| Problem to solve |
Print out the data below in full and exactly, skipping the pictures.

| Data supplied |
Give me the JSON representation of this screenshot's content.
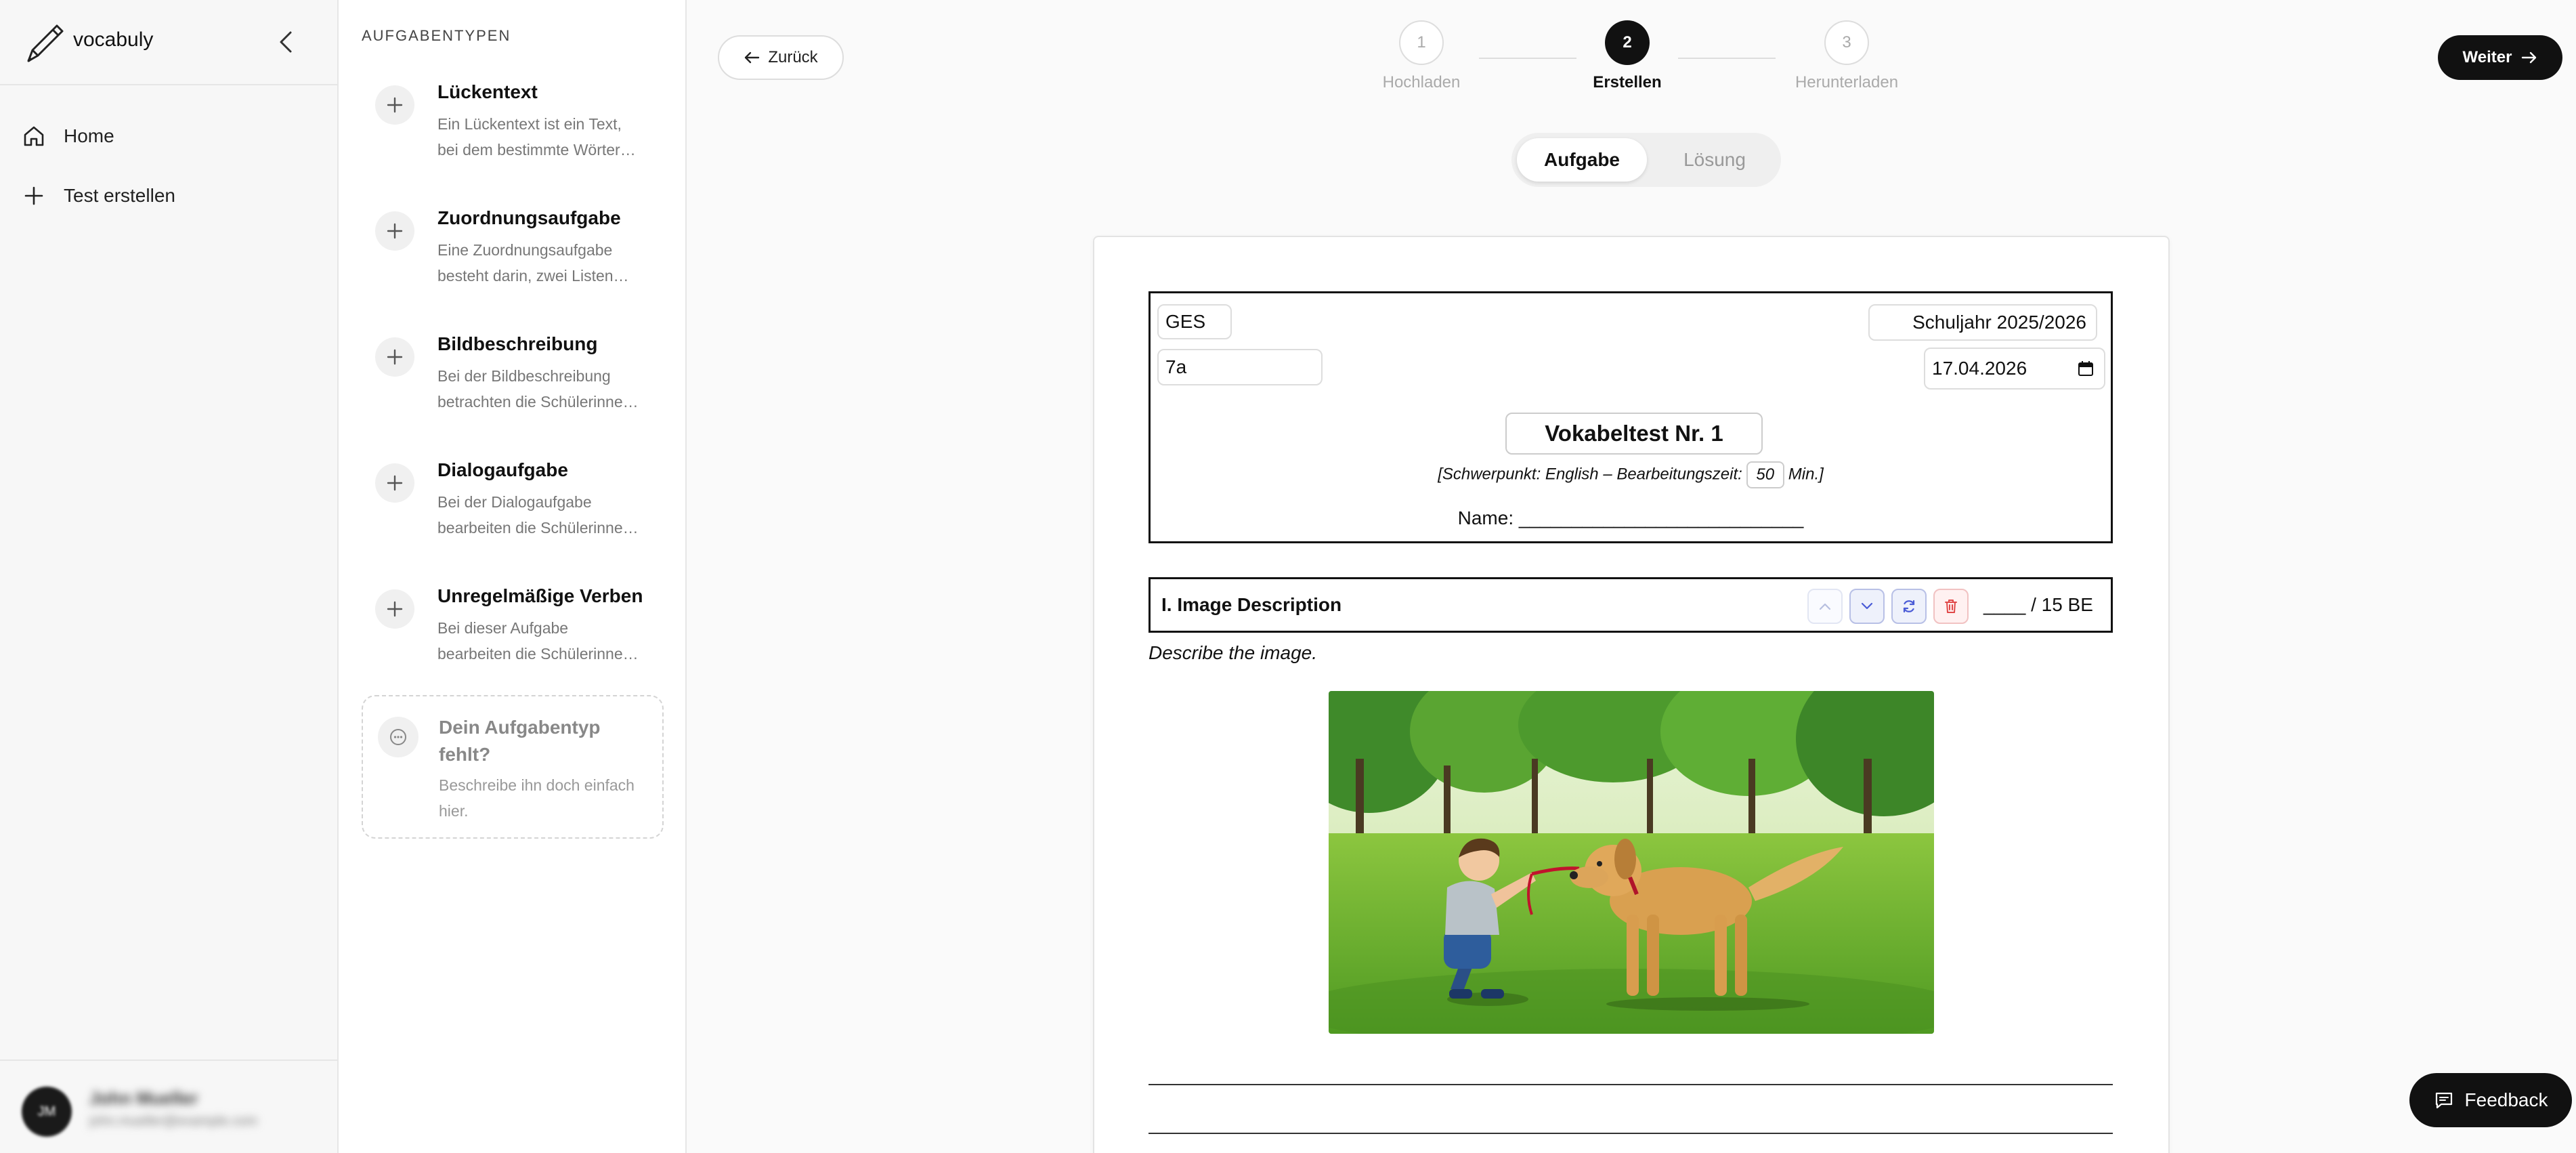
{
  "app": {
    "name": "vocabuly"
  },
  "nav": {
    "home": "Home",
    "create_test": "Test erstellen"
  },
  "user": {
    "name": "John Mueller",
    "email": "john.mueller@example.com",
    "initials": "JM"
  },
  "types_panel": {
    "heading": "AUFGABENTYPEN",
    "items": [
      {
        "title": "Lückentext",
        "desc1": "Ein Lückentext ist ein Text,",
        "desc2": "bei dem bestimmte Wörter…"
      },
      {
        "title": "Zuordnungsaufgabe",
        "desc1": "Eine Zuordnungsaufgabe",
        "desc2": "besteht darin, zwei Listen…"
      },
      {
        "title": "Bildbeschreibung",
        "desc1": "Bei der Bildbeschreibung",
        "desc2": "betrachten die Schülerinne…"
      },
      {
        "title": "Dialogaufgabe",
        "desc1": "Bei der Dialogaufgabe",
        "desc2": "bearbeiten die Schülerinne…"
      },
      {
        "title": "Unregelmäßige Verben",
        "desc1": "Bei dieser Aufgabe",
        "desc2": "bearbeiten die Schülerinne…"
      }
    ],
    "missing": {
      "title": "Dein Aufgabentyp fehlt?",
      "desc": "Beschreibe ihn doch einfach hier."
    }
  },
  "toolbar": {
    "back_label": "Zurück",
    "next_label": "Weiter"
  },
  "stepper": {
    "steps": [
      {
        "number": "1",
        "label": "Hochladen",
        "state": "inactive"
      },
      {
        "number": "2",
        "label": "Erstellen",
        "state": "active"
      },
      {
        "number": "3",
        "label": "Herunterladen",
        "state": "inactive"
      }
    ]
  },
  "view_toggle": {
    "task": "Aufgabe",
    "solution": "Lösung",
    "selected": "Aufgabe"
  },
  "sheet": {
    "school": "GES",
    "class": "7a",
    "school_year": "Schuljahr 2025/2026",
    "date": "17.04.2026",
    "title": "Vokabeltest Nr. 1",
    "meta_prefix": "[Schwerpunkt:  English  – Bearbeitungszeit:",
    "duration": "50",
    "meta_suffix": "Min.]",
    "name_line": "Name: ___________________________"
  },
  "task": {
    "title": "I. Image Description",
    "points": "____ / 15 BE",
    "instruction": "Describe the image."
  },
  "feedback": {
    "label": "Feedback"
  },
  "colors": {
    "primary": "#111111",
    "accent_blue": "#4a5bd6",
    "danger": "#e04848"
  }
}
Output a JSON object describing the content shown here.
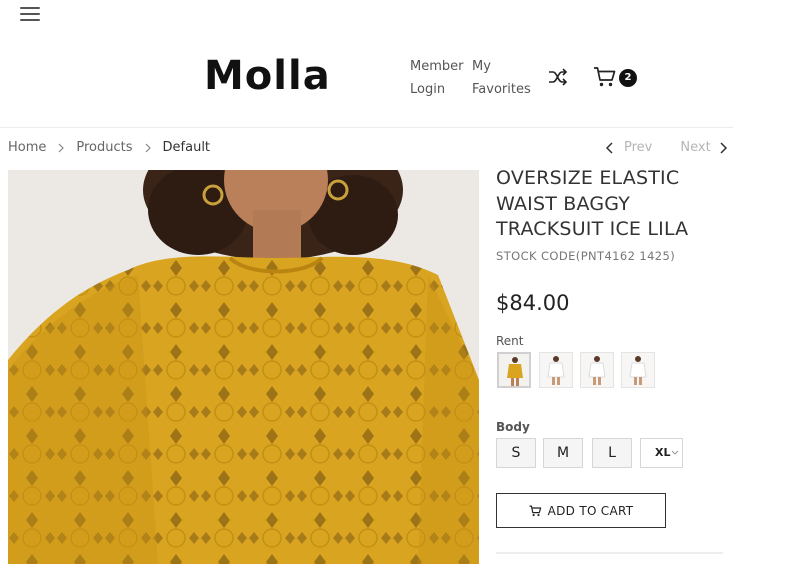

| The completed task |
Give me the JSON representation of this screenshot's content.
{
  "app": {
    "name": "vocabuly"
  },
  "nav": {
    "home": "Home",
    "create_test": "Test erstellen"
  },
  "user": {
    "name": "John Mueller",
    "email": "john.mueller@example.com",
    "initials": "JM"
  },
  "types_panel": {
    "heading": "AUFGABENTYPEN",
    "items": [
      {
        "title": "Lückentext",
        "desc1": "Ein Lückentext ist ein Text,",
        "desc2": "bei dem bestimmte Wörter…"
      },
      {
        "title": "Zuordnungsaufgabe",
        "desc1": "Eine Zuordnungsaufgabe",
        "desc2": "besteht darin, zwei Listen…"
      },
      {
        "title": "Bildbeschreibung",
        "desc1": "Bei der Bildbeschreibung",
        "desc2": "betrachten die Schülerinne…"
      },
      {
        "title": "Dialogaufgabe",
        "desc1": "Bei der Dialogaufgabe",
        "desc2": "bearbeiten die Schülerinne…"
      },
      {
        "title": "Unregelmäßige Verben",
        "desc1": "Bei dieser Aufgabe",
        "desc2": "bearbeiten die Schülerinne…"
      }
    ],
    "missing": {
      "title": "Dein Aufgabentyp fehlt?",
      "desc": "Beschreibe ihn doch einfach hier."
    }
  },
  "toolbar": {
    "back_label": "Zurück",
    "next_label": "Weiter"
  },
  "stepper": {
    "steps": [
      {
        "number": "1",
        "label": "Hochladen",
        "state": "inactive"
      },
      {
        "number": "2",
        "label": "Erstellen",
        "state": "active"
      },
      {
        "number": "3",
        "label": "Herunterladen",
        "state": "inactive"
      }
    ]
  },
  "view_toggle": {
    "task": "Aufgabe",
    "solution": "Lösung",
    "selected": "Aufgabe"
  },
  "sheet": {
    "school": "GES",
    "class": "7a",
    "school_year": "Schuljahr 2025/2026",
    "date": "17.04.2026",
    "title": "Vokabeltest Nr. 1",
    "meta_prefix": "[Schwerpunkt:  English  – Bearbeitungszeit:",
    "duration": "50",
    "meta_suffix": "Min.]",
    "name_line": "Name: ___________________________"
  },
  "task": {
    "title": "I. Image Description",
    "points": "____ / 15 BE",
    "instruction": "Describe the image."
  },
  "feedback": {
    "label": "Feedback"
  },
  "colors": {
    "primary": "#111111",
    "accent_blue": "#4a5bd6",
    "danger": "#e04848"
  }
}
Output a JSON object describing the content shown here.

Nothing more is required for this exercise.